South East Asia. A place once associated, predominantly, with the mid-life crisis career man, or the thrill-seeking hippy, has now become something of a rite of passage for middle-class youths. The crashing economy and rising university fees have pushed us all towards the same perceived end: an edifying, spiritually uplifting Asian journey.
Given the limitations of school or university holidays- or the one year break that is socially acceptable to take out of education- this generally equates to an accelerated jolly through the hip parts of Asia. You only need to get a couple of drinks down one of these seasoned travellers before he or she will regale you with their wisdom. A fortunate listener, you might expect stories of their newfound maturity, their enhanced appreciation for life and, latterly, their numerous sexual conquests.
It’s easy to criticise this type of traveller. Something that many people might niggle at is the question of their authenticity. ‘Travel’, with all its connotations, brings forth the image of an explorer, a pioneer, gaining unique insights into the vast cosmos. And yet, the reality is, the South East Asian experience has become a package holiday, with all the same landmarks- popularised on Facebook and forced upon you by squealing travel reps. Cuddle the drugged-up baby tigers for the camera- check. Ride a precariously-balanced seat atop an elephant- check. Drink a sandcastle bucket full of home brewed vodka- and eject it out upon the sand beneath the rising sun- check. The more of these milestones you manage to do, the more you will be able to converse with fellow ‘travellers’ of South East Asia, who have risen to your lofty plain. It becomes not so much a case of discovering, looking with Proust’s ‘new eyes’ upon your surroundings. It is instead about entering into an exclusive club, full of members who have conquered the same cliches. Entering a number of tourist-ridden destinations, and recording your adventurousness for posterity, with a little thanks to Mark Zuckerberg.

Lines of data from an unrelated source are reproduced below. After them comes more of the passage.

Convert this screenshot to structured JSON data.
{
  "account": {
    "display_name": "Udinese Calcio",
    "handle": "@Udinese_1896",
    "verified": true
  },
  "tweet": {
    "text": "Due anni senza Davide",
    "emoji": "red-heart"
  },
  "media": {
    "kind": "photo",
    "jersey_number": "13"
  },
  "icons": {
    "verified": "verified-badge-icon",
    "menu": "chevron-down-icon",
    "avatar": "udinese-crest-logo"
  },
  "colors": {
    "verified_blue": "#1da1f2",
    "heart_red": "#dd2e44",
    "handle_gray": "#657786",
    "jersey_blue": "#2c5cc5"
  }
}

For others, a greater concern might be the effect that these travellers are having on the countries they are invading en mass. Any economist will tell you that tourism is, in financial terms, a wonderful thing for a country to invite: Thailand, Laos, Vietnam, all of these countries are becoming wealthier and more prosperous thanks to the tourists flocking in from every corner of the world. Indeed, what’s wrong with this? ‘Money! Education! Opportunity!’, the economist cries. But what opportunities, exactly, does this demand to please tourists offer? You only have to enter the nightlife strips of Bangkok and Phuket in order to find out. Particularly, the perverse entertainment of ping pong balls, pieces of fruit…and even small furry animals being ejected from places they should never have been in the first place. The Western tourist industry funds not only these, but also the age-old prostitution industry, with a number of less-than-plausible massage parlours offering you an extraordinarily good time.
Don’t get me wrong, Thailand is blessed with naturally beautiful landscapes and it is a great place to visit if you get the chance. There was a reason why the Western tourists flocked here in the first place. But if you are herded there for the wrong reasons, due to social pressures and hype, it will most likely not be the most satisfying experience of your life, nor will it complete you as an individual. We all have our pipe dreams. We all have the places we have read about, heard about, and dreamed of visiting. And ultimately, you will probably engage with these experiences much more, if your ‘reasons for travel’ surpass merely hedonistic pleasure-seeking, and you have researched more than what bar to buy your copious amounts of Blue Lagoon cocktail from. It might be more difficult to break away, and pursue your own travel interests independently. But in ten years, when you have a 9 to 5 and only a couple of week’s holiday to play with, you will regret not making the most of these opportunities whilst you had them.